### Work to be completed
Check each line of the data below for the string "Files". Then give the number of lines that have it, without anything else.
- - -
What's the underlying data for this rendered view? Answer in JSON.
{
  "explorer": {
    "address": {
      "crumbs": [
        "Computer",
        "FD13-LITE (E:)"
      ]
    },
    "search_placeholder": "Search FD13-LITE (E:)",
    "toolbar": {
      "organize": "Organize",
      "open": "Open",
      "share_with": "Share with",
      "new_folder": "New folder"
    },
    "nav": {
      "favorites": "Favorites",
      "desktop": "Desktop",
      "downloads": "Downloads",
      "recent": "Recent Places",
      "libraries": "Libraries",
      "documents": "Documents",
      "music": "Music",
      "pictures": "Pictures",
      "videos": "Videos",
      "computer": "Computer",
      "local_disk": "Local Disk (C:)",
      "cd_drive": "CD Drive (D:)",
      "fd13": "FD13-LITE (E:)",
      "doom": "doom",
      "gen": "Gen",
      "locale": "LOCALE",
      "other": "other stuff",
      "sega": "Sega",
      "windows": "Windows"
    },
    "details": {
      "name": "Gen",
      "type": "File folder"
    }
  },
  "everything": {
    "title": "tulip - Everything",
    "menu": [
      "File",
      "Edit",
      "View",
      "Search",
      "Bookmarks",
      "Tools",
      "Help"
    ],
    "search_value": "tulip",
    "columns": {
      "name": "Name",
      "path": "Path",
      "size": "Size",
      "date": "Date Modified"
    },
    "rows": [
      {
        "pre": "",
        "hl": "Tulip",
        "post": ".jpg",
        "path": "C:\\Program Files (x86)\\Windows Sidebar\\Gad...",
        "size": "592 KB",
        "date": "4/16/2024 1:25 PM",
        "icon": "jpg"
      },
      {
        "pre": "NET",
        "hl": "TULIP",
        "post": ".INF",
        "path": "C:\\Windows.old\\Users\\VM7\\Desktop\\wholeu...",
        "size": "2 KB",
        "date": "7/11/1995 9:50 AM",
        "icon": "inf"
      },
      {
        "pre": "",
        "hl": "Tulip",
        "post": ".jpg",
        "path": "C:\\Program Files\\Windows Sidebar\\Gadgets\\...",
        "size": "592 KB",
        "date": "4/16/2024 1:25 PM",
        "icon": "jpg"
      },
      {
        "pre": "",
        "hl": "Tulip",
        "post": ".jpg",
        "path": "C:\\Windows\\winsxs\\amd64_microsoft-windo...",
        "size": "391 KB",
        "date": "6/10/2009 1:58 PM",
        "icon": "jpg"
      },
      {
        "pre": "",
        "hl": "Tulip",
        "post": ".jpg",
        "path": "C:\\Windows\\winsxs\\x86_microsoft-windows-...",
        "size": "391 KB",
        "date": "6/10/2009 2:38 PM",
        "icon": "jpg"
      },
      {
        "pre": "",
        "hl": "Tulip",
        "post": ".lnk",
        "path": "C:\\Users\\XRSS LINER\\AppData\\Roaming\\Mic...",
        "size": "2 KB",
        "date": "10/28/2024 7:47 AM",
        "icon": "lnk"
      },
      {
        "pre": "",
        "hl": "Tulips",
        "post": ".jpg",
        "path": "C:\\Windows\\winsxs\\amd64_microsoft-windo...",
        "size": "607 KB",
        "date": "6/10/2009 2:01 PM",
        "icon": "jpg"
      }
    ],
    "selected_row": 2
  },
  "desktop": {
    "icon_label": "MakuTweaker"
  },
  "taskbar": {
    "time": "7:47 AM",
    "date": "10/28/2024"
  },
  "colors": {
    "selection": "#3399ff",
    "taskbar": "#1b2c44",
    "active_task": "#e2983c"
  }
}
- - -
### Written solution
2